Chemotherapy and Fertility in Patients With Lymphoma

Richard Anderson, PhD, discusses the effects lymphoma treatments have on fertility.

Richard Anderson, PhD, the Elsie Inglis professor of Clinical Reproductive Science and deputy director at the Centre for Reproductive Health and The University of Edinburgh discusses the effects lymphoma treatments have on fertility.

According to Anderson, many chemotherapy treatments damage reproduction. Cytokine therapies are meant to kill growing cells, including the glowing follicles in the ovary. This can result in the loss of menstruation and the potential loss of fertility.

However, the primordial follicle pool is not clinically visible.
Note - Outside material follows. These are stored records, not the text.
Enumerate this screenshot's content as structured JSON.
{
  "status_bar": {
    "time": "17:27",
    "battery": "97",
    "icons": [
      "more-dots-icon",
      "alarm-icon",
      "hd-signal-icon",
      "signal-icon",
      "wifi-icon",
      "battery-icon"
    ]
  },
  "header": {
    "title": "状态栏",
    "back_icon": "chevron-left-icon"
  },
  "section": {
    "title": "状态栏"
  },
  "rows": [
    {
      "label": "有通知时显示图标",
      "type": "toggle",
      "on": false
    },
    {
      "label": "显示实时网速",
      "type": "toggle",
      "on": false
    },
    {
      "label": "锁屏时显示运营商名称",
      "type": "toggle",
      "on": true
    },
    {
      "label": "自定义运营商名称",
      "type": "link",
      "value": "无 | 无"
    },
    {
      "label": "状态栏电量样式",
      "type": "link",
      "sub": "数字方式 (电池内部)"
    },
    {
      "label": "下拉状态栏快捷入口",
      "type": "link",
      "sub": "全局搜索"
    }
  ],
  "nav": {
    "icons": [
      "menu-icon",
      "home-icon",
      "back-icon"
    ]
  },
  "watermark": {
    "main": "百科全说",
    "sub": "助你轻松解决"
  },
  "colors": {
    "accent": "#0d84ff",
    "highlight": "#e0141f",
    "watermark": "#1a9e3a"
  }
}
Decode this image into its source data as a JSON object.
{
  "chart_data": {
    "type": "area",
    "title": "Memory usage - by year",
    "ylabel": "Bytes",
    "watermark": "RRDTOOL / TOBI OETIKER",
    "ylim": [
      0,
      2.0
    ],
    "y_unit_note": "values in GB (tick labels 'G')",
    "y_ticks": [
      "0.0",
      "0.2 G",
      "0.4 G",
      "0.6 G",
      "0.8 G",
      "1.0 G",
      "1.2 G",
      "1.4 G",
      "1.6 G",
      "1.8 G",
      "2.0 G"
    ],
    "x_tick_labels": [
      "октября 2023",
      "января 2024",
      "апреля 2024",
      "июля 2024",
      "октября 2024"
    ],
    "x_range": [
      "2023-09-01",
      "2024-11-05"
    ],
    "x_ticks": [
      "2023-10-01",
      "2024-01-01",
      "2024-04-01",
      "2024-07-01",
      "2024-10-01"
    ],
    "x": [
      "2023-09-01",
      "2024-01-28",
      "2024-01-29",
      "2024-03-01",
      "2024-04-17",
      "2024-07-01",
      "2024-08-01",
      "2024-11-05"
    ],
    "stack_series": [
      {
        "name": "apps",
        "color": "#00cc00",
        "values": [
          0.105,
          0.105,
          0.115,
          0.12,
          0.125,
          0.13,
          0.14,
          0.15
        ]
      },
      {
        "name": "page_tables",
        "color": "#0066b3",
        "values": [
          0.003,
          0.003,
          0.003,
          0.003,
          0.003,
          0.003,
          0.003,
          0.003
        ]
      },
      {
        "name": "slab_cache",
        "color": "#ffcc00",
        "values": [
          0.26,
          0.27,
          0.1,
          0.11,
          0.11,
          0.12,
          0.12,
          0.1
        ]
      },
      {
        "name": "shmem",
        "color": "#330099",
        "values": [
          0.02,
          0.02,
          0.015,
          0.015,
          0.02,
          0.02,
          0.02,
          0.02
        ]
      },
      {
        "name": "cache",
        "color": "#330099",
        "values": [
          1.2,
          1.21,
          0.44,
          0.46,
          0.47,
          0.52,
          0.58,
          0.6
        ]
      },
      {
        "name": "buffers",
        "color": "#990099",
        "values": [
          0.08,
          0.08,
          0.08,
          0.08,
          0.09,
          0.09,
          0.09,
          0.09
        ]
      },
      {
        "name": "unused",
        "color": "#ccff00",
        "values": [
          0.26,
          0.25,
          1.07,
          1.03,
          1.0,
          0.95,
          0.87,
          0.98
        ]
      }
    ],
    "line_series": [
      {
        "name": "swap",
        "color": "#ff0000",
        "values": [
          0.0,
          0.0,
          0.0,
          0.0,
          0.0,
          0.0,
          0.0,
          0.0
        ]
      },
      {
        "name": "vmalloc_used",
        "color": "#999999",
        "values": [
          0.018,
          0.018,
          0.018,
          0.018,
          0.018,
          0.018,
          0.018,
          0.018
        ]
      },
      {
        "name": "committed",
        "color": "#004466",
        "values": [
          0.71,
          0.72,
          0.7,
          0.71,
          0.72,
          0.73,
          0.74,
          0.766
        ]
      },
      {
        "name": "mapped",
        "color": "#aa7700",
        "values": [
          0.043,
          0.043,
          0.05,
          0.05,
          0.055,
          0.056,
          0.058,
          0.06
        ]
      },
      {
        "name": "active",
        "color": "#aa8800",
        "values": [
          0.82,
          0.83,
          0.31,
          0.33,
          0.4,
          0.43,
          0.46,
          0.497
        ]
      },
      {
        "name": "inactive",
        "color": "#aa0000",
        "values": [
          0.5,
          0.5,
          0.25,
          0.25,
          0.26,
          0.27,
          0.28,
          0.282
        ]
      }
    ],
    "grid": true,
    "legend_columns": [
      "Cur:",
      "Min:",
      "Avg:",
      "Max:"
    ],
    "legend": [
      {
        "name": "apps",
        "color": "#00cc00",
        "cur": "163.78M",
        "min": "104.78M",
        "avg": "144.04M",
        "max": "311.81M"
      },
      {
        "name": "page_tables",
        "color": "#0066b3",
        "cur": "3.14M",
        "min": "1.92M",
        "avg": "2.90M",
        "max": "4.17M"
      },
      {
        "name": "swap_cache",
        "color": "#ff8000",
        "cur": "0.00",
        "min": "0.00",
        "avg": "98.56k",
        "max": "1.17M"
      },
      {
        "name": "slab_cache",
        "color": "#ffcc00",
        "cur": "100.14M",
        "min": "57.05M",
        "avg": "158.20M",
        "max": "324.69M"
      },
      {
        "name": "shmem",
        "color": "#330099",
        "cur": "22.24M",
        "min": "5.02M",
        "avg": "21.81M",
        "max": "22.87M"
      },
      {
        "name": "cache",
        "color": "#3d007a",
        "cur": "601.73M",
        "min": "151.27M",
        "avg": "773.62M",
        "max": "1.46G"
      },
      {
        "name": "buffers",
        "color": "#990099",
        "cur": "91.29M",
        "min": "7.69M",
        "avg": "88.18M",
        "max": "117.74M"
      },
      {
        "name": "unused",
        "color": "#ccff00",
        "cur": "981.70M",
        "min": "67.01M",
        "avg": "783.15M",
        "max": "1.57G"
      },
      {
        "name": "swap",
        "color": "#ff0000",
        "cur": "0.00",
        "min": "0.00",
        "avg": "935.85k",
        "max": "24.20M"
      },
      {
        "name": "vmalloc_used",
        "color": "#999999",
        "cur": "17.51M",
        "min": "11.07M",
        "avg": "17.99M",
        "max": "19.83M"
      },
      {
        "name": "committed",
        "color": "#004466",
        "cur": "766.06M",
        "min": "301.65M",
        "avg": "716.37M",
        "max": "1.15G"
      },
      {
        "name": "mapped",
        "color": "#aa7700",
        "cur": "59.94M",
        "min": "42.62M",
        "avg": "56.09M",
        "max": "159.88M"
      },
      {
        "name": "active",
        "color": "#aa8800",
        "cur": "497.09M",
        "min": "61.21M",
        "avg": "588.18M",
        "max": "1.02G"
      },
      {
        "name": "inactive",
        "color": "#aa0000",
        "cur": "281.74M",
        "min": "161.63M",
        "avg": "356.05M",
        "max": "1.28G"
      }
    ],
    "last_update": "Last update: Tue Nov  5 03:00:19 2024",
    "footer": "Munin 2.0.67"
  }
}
According to Anderson, this means that short of looking at it under a microscope, there is no way to determine the number of eggs a woman has.

0:08 | Many chemotherapy treatments, damage female reproduction. The essence of it is that women are born with all the eggs they're ever going to have. They're all formed in fetal life. And so, you have this nonrenewable pool of primordial follicles, the non-growing follicles within the ovary, and over the course of reproductive life, they're progressively activated until ultimately, at the time of the menopause, there aren't any left. So, a lot of cytotoxic therapies will, by definition, are designed to kill growing cells, so that's particularly the growing follicles of the ovary. That will result in amenorrhea, loss of periods, and potential loss of fertility in women during treatment and a period of time afterwards. But the key thing is what's going on to the primordial follicle pool, because that will determine what potential there is for recovery, and how long that woman may have until her ultimate loss of fertility and menopause. The problem that we have in reproduction is that this primordial follicle pool is essentially invisible. You can only count those follicles by actually taking the ovary out and slicing it up, looking at it through a microscope in a lab, you can't do it clinically. The only tools we've got are things like having periods or not, or biochemically, things that reflect the growing follicle pool in the ovary. They are of course interrelated, but they don't directly tell us the number of eggs that that woman has at any time before, during or after treatments.